    Although still in discussions about the finer details, what THT has proposed, said Dowe, was that it would take over the "back office functions – our finance, our IT, and our HR", which would result in savings of "over £150,000 a year". While not a merger, this would mean that "suddenly everything is doable – everything is viable".

    Previously, said Dowe, the Beacon was operating at a deficit of over £170,000, but with these savings it would now be within reach – with a little extra fundraising – of being in the black.

    "More than anything it gives us time," said Dowe. "We accept we might need to change our model, but we can't do it overnight."

    Working in partnership with THT is potentially controversial – the charity is the largest in the sector and has been accused of swallowing up funding that might have gone to smaller organisations.

    "I was a little bit nervous about saying anything about THT," said Dowe, "but everyone’s just hugely positive, like, ‘If it means you’ve got a future, that’s what you must do.’"

    Although three redundancies have been made, the efforts to keep the Beacon open have also meant that all the current staff's positions are now safe, said Dowe. "I feel really relieved that the staff are no longer at risk of redundancy – it’s a horrible pressure to be under."

    But the decision to speak to the press about the centre's financial troubles was not easy, he said. "It was a huge thing because I knew it would cause service users anxiety, so we tried to handle that as well as possible."

    The CEO wrote to all the patients who come to the centre for its medical, psychological, and social support facilities to warn them what might happen, which, he said, did spark enormous concern among service users.

    When BuzzFeed News visited the centre, one patient, Tim Smith, who had been coming to the Beacon for 20 years, said: “You can be yourself.

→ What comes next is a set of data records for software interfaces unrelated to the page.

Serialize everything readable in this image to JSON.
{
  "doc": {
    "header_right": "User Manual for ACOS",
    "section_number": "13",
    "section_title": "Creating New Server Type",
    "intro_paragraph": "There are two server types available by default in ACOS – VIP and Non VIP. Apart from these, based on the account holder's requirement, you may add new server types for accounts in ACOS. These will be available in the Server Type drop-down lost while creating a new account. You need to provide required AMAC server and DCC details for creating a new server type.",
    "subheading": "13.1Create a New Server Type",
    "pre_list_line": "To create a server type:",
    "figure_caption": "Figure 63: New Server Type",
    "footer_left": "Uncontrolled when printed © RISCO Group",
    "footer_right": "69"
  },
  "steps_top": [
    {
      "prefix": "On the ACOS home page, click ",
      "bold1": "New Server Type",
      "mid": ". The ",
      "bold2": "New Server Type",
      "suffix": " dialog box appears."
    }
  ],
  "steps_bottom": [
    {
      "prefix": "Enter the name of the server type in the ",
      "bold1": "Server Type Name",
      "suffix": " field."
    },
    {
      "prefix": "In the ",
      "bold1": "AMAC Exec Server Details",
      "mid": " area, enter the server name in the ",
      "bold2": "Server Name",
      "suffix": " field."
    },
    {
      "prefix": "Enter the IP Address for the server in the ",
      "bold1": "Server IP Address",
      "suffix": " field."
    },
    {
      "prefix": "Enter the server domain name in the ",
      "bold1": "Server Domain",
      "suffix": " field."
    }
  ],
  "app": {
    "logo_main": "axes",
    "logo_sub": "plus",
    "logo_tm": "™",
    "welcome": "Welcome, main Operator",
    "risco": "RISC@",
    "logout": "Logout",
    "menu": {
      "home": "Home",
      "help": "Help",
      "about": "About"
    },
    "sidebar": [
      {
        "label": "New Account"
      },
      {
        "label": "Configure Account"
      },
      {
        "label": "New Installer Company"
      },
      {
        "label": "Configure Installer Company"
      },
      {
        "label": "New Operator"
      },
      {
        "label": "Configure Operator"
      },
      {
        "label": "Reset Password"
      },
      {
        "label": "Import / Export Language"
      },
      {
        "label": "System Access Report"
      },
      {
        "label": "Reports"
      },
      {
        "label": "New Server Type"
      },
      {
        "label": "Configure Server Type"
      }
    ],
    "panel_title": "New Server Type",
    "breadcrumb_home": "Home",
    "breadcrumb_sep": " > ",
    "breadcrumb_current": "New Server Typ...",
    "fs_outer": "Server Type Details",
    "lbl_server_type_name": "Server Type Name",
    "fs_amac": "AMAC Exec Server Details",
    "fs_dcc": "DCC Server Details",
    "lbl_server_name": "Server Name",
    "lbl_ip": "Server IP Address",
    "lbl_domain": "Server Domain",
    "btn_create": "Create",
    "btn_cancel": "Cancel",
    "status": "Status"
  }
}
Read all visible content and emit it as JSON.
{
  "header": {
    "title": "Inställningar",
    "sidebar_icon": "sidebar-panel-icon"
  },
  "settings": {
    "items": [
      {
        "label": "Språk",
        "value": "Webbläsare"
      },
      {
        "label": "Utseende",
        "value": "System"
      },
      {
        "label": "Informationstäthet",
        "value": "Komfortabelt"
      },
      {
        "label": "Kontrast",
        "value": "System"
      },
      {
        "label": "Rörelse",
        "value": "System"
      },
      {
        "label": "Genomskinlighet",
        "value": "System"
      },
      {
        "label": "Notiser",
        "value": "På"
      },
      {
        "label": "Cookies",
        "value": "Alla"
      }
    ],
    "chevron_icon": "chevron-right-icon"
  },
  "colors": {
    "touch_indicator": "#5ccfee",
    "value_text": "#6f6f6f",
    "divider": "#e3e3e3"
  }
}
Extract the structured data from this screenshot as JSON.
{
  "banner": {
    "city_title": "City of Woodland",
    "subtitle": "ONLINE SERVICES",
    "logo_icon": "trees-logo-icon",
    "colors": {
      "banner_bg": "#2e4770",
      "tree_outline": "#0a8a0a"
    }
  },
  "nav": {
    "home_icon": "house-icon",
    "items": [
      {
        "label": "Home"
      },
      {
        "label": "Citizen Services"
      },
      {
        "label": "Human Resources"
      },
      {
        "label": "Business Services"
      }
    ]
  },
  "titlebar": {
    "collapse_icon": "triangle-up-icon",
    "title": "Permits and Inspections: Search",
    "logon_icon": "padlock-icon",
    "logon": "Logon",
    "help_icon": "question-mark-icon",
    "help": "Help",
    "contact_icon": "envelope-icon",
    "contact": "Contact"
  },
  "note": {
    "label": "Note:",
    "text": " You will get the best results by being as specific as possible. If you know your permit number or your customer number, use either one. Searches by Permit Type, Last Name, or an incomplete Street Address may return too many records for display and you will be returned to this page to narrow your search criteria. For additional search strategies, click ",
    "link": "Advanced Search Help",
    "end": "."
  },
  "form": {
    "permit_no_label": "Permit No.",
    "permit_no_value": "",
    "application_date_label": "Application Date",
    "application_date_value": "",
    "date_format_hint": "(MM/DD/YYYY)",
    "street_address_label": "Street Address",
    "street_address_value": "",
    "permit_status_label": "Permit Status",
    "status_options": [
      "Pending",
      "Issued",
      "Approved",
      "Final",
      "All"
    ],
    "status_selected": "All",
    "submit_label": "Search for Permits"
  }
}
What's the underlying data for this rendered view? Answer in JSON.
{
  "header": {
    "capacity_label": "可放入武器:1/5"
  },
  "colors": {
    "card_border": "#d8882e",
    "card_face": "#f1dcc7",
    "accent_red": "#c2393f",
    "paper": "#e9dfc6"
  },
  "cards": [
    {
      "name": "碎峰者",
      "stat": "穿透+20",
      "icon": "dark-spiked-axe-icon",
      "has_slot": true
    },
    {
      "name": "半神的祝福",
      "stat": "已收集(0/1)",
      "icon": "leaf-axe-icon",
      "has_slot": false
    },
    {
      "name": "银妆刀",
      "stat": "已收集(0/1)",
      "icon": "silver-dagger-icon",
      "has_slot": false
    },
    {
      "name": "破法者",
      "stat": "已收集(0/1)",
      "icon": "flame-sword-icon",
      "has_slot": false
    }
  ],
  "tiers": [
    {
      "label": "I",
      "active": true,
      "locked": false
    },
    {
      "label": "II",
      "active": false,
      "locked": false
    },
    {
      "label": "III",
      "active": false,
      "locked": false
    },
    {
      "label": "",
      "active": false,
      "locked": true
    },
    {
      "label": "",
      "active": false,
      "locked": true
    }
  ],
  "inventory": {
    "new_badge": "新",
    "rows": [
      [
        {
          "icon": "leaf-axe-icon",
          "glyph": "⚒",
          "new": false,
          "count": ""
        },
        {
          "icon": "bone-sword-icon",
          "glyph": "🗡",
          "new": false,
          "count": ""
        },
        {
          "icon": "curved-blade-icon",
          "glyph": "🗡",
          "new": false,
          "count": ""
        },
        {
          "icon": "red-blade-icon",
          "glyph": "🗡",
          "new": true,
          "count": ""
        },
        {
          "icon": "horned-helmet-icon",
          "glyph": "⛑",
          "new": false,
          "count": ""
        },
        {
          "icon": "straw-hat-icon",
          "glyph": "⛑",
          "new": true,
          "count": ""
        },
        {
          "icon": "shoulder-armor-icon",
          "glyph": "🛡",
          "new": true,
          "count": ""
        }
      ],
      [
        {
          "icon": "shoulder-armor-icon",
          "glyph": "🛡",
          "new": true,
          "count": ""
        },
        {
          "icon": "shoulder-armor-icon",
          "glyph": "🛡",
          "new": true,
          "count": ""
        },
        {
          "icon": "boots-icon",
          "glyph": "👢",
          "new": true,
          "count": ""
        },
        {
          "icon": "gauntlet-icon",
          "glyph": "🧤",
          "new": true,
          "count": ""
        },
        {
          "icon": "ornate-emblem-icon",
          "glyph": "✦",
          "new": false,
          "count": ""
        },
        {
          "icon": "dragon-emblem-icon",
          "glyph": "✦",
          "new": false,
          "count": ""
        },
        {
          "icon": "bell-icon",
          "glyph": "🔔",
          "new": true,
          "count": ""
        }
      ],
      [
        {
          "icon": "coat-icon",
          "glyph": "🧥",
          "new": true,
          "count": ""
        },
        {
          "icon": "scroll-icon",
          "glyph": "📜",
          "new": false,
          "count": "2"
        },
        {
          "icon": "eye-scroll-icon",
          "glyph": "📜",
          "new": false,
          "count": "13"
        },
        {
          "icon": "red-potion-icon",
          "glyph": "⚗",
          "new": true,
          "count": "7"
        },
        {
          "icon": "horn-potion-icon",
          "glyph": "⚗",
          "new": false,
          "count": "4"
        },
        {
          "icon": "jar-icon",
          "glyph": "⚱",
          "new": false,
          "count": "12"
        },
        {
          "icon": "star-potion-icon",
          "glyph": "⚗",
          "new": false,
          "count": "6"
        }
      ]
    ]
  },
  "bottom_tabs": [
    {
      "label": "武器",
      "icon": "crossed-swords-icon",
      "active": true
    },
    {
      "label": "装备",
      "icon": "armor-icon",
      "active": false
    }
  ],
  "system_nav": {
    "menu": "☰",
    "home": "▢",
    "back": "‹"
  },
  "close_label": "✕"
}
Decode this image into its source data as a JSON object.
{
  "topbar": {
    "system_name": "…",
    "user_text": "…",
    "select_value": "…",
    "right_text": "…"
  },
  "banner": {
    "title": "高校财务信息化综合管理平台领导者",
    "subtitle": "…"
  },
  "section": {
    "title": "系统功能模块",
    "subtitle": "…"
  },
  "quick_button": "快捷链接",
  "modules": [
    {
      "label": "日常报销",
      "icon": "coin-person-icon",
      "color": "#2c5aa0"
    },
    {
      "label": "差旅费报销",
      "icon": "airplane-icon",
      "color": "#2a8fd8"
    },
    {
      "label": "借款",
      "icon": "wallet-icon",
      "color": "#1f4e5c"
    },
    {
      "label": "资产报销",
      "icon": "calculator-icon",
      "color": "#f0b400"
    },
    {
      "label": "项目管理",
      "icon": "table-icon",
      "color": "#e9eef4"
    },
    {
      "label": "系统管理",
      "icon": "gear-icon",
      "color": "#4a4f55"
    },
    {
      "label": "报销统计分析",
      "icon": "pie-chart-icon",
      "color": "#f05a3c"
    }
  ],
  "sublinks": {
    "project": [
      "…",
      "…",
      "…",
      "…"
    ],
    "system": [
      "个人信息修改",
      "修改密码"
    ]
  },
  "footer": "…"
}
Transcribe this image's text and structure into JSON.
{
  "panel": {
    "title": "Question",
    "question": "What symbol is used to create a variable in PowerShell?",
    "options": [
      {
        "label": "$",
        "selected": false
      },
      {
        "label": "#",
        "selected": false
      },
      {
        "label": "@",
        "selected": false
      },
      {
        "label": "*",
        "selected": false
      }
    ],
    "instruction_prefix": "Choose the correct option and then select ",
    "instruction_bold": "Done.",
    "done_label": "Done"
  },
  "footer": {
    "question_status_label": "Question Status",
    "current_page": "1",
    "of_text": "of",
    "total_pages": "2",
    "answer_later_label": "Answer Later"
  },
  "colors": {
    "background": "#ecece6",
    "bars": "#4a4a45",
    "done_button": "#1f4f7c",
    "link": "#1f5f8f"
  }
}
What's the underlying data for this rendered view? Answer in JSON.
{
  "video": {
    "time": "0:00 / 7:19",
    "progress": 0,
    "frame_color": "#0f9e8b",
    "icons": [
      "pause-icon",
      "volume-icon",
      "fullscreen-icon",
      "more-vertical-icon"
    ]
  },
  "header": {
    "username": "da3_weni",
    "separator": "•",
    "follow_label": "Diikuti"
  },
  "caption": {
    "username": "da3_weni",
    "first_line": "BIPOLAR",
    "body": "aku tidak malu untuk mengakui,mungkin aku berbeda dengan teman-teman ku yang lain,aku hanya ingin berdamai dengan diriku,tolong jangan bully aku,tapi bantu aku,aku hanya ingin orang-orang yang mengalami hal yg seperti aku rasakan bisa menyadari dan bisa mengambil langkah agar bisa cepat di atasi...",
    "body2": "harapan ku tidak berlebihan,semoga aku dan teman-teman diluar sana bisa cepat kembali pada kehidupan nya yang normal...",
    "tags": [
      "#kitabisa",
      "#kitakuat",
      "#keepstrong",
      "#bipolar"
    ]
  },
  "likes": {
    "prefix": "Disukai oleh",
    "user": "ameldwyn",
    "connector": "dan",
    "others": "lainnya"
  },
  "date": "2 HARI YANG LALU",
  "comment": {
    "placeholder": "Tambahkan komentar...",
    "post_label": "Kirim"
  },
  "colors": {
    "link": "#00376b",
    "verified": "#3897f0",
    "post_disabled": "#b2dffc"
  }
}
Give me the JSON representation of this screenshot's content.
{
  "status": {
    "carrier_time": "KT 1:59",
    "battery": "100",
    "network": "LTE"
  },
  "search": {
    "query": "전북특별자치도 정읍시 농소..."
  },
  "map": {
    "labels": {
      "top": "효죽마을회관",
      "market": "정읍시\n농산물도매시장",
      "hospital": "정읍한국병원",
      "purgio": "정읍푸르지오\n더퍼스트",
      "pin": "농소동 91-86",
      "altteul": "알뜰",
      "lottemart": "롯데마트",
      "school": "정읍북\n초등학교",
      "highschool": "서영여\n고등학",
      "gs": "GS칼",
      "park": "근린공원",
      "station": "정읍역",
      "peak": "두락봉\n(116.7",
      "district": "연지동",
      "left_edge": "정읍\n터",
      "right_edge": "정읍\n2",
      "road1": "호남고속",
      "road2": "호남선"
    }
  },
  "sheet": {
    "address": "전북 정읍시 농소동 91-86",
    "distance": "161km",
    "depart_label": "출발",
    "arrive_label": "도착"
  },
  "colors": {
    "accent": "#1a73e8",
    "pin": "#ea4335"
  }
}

If you want to bawl your eyes out no one is going to ridicule you. If I was feeling suicidal I would tell them.”

    Another, Stewart Francis, who had been treated as an inpatient on three occasions, said the service at the Beacon "sets the standard. As human beings, this is the model, this is the way forward." The first time he entered the facility the quality of care overwhelmed him, he said. "It was like a paradise. They showed me to my room, you’re allowed to settle in... You became personalised. You actually felt you weren’t in the way.”

    With news of the centre being saved – for now at least – its service users are as relieved as Dowe and his staff, said the CEO. "They don’t care how we do it, they just want us to stay open."